Once a year, police officers standing in front of barricades block my usual commute to work. The street, Spruce, is closed from 34th to 38th streets, to allow University of Pennsylvania students to move into their dorms. Upon seeing them, and realizing I’m going to be delayed, I mutter a few choice words. I understand why they would want to close it to car traffic, but do they really need to close it for cyclists, too?
Part of what I feel is jealousy, because the world stops for the families of Ivy League students. But upon dismounting and walking for a bit, it dawns on me that, hey, it’s only a five-minute delay, and aren’t these just kids with butterflies in their stomachs and parents with lumps in their throats trying to navigate the next chapter in their lives? Let them have some space.
Wouldn’t it be great if at school drop-off time every parent and child felt that safe and cared for? Imagine what it would be like if everyone had that base level of fear (which, unfortunately, often expresses itself in rage) removed from their lives?
When the redesign of Washington Avenue was spearheaded by the Philadelphia Office of Transportation, Infrastructure and Sustainability (OTIS), the day-to-day safety for pedestrians, cyclists and motorists was their primary goal. If you have walked, biked or driven on the avenue, the prospect of a redesign would likely be welcome.
But not by all. Oppositional arguments were made that this road fills an important role for evacuations, and that pushing the traffic off of Washington will just put it somewhere else, potentially making residential streets less safe.
Yet the argument that seems to have the most emotional force behind it is the fear of gentrification, and rightly so. It is a crime when people are forced from their homes — as they currently are at University City Townhomes — by greed. The dearth of affordable housing in this city is a crisis and a moral failure. People should feel safe on the streets, yes, but they should also feel secure that they aren’t going to be put out on them. Pitting these two human needs against each other is a false choice. We can and should have safe streets and housing security.

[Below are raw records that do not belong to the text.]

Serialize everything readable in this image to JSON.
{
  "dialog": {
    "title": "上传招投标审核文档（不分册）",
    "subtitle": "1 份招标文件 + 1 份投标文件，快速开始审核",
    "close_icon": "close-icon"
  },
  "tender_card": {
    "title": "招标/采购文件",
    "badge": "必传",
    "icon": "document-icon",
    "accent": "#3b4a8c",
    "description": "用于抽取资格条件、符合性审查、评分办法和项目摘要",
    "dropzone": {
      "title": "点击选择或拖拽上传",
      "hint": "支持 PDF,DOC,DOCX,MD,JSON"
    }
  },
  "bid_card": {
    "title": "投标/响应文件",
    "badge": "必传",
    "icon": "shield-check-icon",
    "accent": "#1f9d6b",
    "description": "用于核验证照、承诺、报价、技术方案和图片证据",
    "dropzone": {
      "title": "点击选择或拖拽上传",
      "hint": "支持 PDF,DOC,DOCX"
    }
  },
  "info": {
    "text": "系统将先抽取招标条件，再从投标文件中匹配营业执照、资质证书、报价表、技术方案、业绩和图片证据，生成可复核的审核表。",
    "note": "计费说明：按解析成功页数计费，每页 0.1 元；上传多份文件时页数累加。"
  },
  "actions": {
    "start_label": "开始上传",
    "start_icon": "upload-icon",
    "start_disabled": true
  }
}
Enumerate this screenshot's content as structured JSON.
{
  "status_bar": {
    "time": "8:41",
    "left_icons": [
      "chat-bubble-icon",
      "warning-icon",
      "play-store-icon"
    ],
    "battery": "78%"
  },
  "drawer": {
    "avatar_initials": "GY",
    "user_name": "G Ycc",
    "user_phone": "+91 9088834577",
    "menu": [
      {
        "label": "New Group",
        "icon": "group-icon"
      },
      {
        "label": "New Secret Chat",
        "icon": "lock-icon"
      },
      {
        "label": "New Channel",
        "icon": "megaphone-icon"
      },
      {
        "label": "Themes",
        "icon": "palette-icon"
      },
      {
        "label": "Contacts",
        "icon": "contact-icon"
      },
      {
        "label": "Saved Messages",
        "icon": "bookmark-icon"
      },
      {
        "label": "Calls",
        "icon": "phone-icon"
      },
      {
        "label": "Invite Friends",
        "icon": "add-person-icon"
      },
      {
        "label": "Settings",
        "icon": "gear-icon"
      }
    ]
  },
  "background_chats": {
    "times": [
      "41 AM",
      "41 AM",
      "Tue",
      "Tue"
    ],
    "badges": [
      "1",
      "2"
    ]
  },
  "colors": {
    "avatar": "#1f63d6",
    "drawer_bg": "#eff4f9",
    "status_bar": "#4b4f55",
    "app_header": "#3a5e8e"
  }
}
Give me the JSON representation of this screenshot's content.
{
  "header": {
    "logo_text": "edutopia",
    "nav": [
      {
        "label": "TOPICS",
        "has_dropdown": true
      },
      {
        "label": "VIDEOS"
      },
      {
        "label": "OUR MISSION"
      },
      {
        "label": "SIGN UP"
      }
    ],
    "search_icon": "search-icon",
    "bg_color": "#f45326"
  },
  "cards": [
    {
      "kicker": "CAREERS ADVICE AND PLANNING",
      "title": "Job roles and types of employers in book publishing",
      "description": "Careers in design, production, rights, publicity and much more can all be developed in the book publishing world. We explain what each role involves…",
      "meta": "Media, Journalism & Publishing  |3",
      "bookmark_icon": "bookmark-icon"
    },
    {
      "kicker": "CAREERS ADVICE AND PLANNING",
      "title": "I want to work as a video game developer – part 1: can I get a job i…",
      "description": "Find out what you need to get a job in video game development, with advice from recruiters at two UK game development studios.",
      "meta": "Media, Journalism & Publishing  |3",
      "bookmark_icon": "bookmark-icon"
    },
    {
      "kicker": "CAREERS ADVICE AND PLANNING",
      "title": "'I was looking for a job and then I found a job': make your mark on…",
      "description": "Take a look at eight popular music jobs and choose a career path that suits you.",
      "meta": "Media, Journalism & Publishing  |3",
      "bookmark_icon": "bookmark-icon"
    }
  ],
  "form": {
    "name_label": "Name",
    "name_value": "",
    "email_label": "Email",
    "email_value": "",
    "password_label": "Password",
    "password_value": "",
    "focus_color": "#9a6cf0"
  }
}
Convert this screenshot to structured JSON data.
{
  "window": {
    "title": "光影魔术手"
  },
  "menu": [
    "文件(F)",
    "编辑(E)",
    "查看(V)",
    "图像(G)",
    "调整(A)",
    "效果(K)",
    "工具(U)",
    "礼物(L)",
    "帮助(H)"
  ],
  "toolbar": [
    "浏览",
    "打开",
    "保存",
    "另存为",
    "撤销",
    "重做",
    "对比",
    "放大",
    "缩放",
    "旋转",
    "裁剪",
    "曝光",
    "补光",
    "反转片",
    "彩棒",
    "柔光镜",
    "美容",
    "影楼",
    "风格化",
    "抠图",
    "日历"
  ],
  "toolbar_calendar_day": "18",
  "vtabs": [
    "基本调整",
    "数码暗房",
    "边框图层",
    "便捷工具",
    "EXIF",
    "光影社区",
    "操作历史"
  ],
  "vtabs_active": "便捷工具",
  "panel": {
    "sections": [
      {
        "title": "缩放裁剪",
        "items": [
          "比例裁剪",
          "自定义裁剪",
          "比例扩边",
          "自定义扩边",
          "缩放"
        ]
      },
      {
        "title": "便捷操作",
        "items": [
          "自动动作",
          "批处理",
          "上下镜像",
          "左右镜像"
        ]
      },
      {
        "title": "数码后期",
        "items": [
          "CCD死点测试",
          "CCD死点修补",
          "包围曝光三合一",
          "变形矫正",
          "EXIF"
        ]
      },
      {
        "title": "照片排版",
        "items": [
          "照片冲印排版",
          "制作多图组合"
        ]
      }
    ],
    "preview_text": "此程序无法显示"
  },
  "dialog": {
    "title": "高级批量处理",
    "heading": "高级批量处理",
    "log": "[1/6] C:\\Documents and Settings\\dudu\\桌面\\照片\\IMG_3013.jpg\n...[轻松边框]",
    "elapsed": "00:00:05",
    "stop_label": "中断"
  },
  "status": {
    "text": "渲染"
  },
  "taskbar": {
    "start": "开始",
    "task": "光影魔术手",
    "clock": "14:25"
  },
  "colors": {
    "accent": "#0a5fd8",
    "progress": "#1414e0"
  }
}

This false choice misses the biggest threat to us all: climate change. Looking at the weather forecast, the first three days of school are predicted to be in the 90s. In Philadelphia, on-road emissions increased 9% between 2006 and 2019. How many more 90-degree days do we need until we realize that the status quo must change on Washington Avenue and everywhere else?
Sure, electric cars will reduce air pollution — especially if it is supplied by renewable energy — but we need to radically rethink our streets. The much maligned “road-diet,” the elimination of lanes on a road to improve safety, only scratches the surface. We need our roads to go on a starvation diet.

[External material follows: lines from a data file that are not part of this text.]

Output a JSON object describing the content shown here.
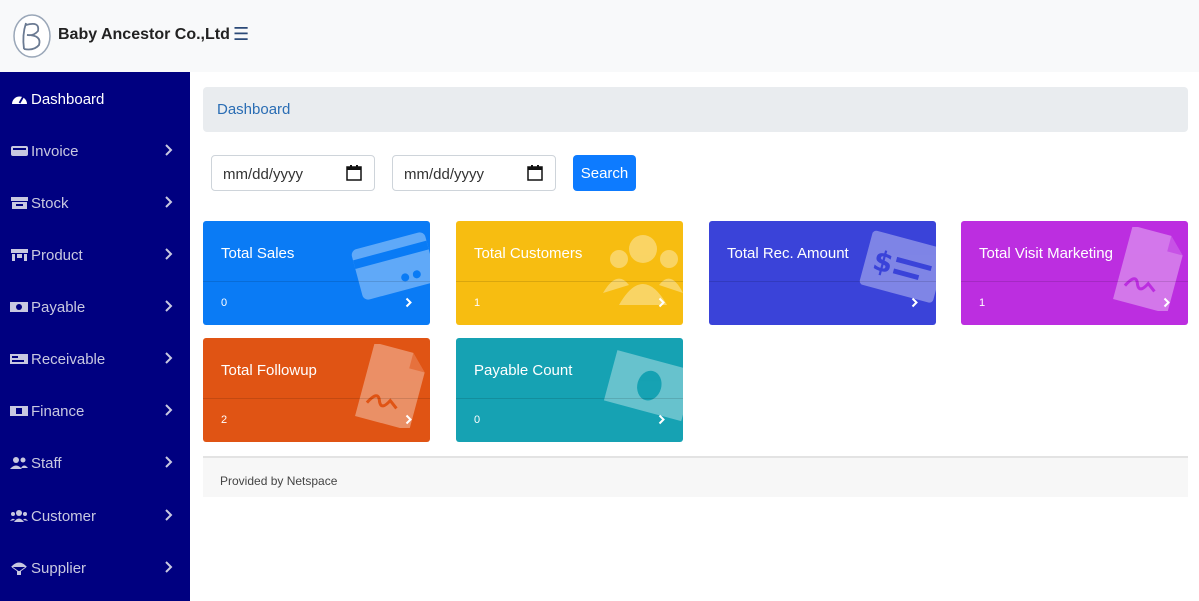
{
  "header": {
    "company_name": "Baby Ancestor Co.,Ltd"
  },
  "sidebar": {
    "items": [
      {
        "label": "Dashboard",
        "icon": "tachometer-icon",
        "active": true
      },
      {
        "label": "Invoice",
        "icon": "invoice-icon"
      },
      {
        "label": "Stock",
        "icon": "warehouse-icon"
      },
      {
        "label": "Product",
        "icon": "store-icon"
      },
      {
        "label": "Payable",
        "icon": "money-bill-icon"
      },
      {
        "label": "Receivable",
        "icon": "receipt-icon"
      },
      {
        "label": "Finance",
        "icon": "money-icon"
      },
      {
        "label": "Staff",
        "icon": "user-friends-icon"
      },
      {
        "label": "Customer",
        "icon": "users-icon"
      },
      {
        "label": "Supplier",
        "icon": "parachute-icon"
      }
    ]
  },
  "breadcrumb": {
    "label": "Dashboard"
  },
  "filter": {
    "start_date_placeholder": "mm/dd/yyyy",
    "end_date_placeholder": "mm/dd/yyyy",
    "search_label": "Search"
  },
  "cards": [
    {
      "title": "Total Sales",
      "value": "0",
      "color": "#0a7bf5",
      "icon": "credit-card-icon"
    },
    {
      "title": "Total Customers",
      "value": "1",
      "color": "#f7bd11",
      "icon": "users-icon"
    },
    {
      "title": "Total Rec. Amount",
      "value": "",
      "color": "#3a43d9",
      "icon": "money-check-icon"
    },
    {
      "title": "Total Visit Marketing",
      "value": "1",
      "color": "#bc2ee0",
      "icon": "file-signature-icon"
    },
    {
      "title": "Total Followup",
      "value": "2",
      "color": "#e05414",
      "icon": "file-signature-icon"
    },
    {
      "title": "Payable Count",
      "value": "0",
      "color": "#16a2b3",
      "icon": "money-bill-icon"
    }
  ],
  "footer": {
    "text": "Provided by Netspace"
  }
}
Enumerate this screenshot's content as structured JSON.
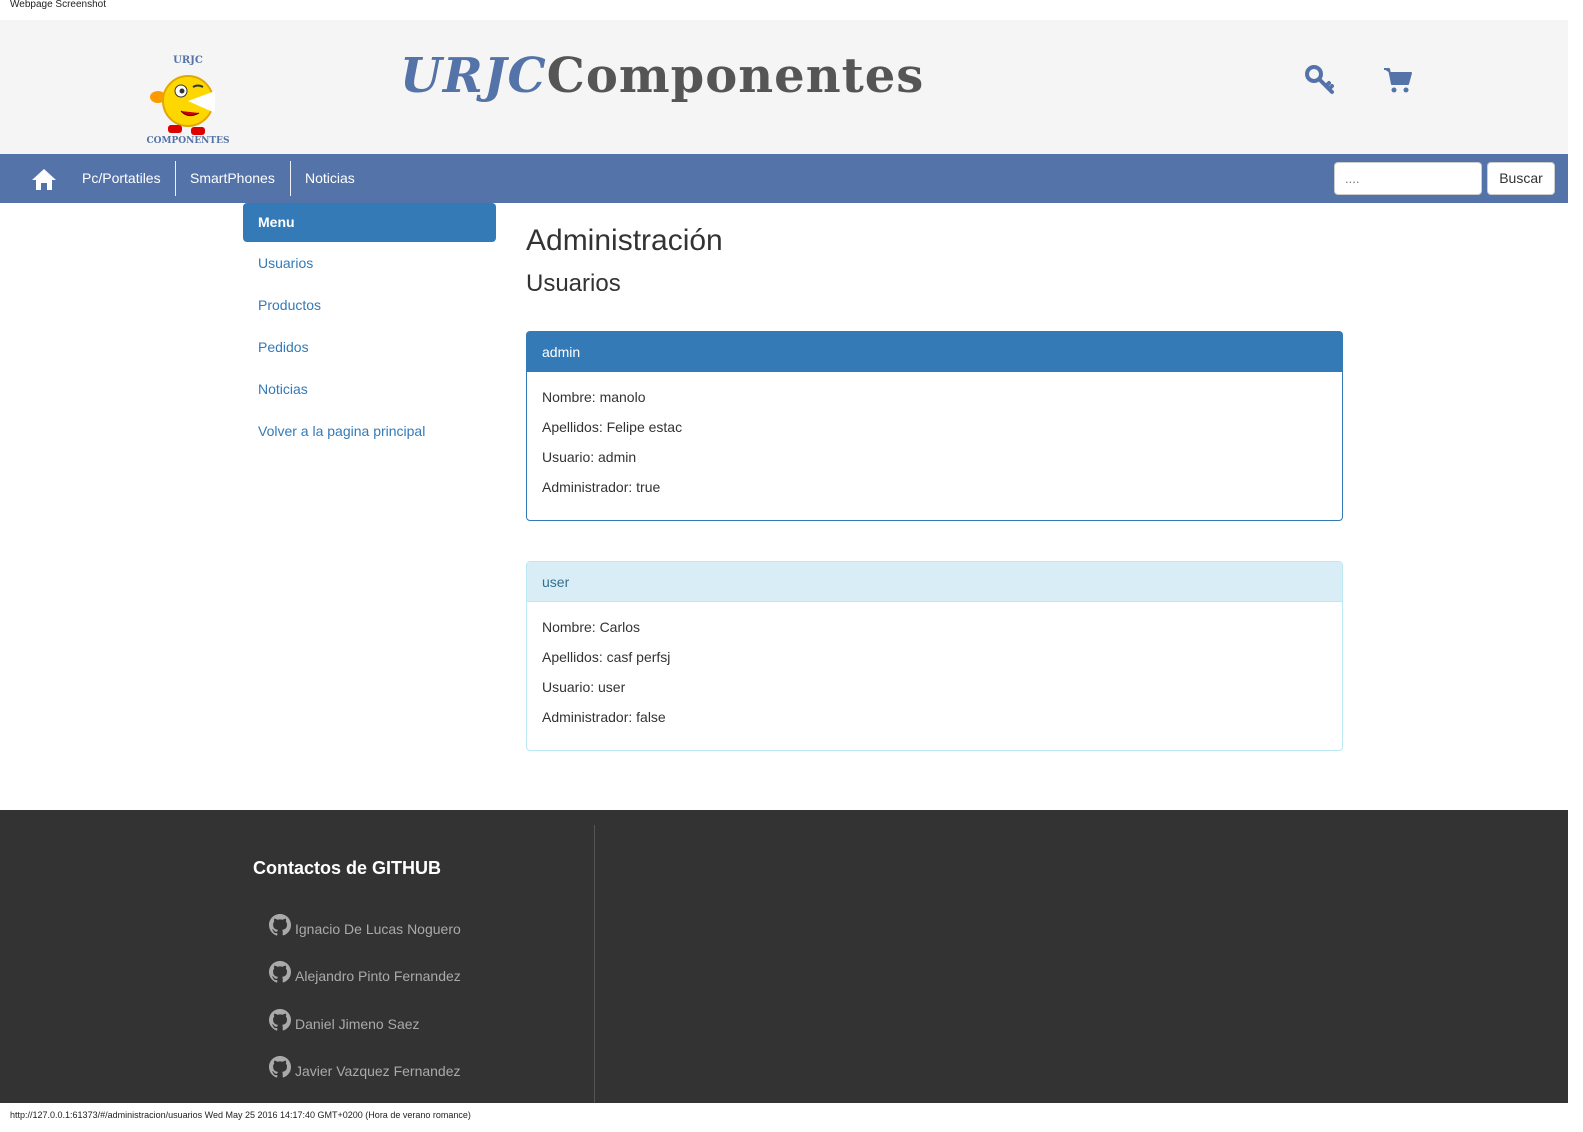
{
  "caption_top": "Webpage Screenshot",
  "header": {
    "logo_top_text": "URJC",
    "logo_bottom_text": "COMPONENTES",
    "brand_part1": "URJC",
    "brand_part2": "Componentes"
  },
  "navbar": {
    "items": [
      {
        "label": "Pc/Portatiles"
      },
      {
        "label": "SmartPhones"
      },
      {
        "label": "Noticias"
      }
    ],
    "search_placeholder": "....",
    "search_button": "Buscar"
  },
  "sidebar": {
    "active": "Menu",
    "items": [
      {
        "label": "Usuarios"
      },
      {
        "label": "Productos"
      },
      {
        "label": "Pedidos"
      },
      {
        "label": "Noticias"
      },
      {
        "label": "Volver a la pagina principal"
      }
    ]
  },
  "main": {
    "title": "Administración",
    "subtitle": "Usuarios",
    "users": [
      {
        "heading": "admin",
        "nombre": "Nombre: manolo",
        "apellidos": "Apellidos: Felipe estac",
        "usuario": "Usuario: admin",
        "administrador": "Administrador: true"
      },
      {
        "heading": "user",
        "nombre": "Nombre: Carlos",
        "apellidos": "Apellidos: casf perfsj",
        "usuario": "Usuario: user",
        "administrador": "Administrador: false"
      }
    ]
  },
  "footer": {
    "title": "Contactos de GITHUB",
    "contacts": [
      {
        "name": "Ignacio De Lucas Noguero"
      },
      {
        "name": "Alejandro Pinto Fernandez"
      },
      {
        "name": "Daniel Jimeno Saez"
      },
      {
        "name": "Javier Vazquez Fernandez"
      }
    ]
  },
  "caption_bottom": "http://127.0.0.1:61373/#/administracion/usuarios Wed May 25 2016 14:17:40 GMT+0200 (Hora de verano romance)",
  "colors": {
    "brand_blue": "#5473a8",
    "primary": "#337ab7",
    "info_bg": "#d9edf7",
    "footer_bg": "#333333"
  }
}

We need fewer cars, less concrete and more trees in a city that is getting hotter and hotter. Housing security and safe streets are not mutually exclusive, but car culture and sustainability are.
A big thank you to Daniel Kaye, who this month has submitted his 100th “MILO K, hermit crab” cartoon. It always makes me smile and it’s the first thing my son reads in the magazine each month. Let’s do 100 more!
Alex Mulcahy, Editor-in-Chief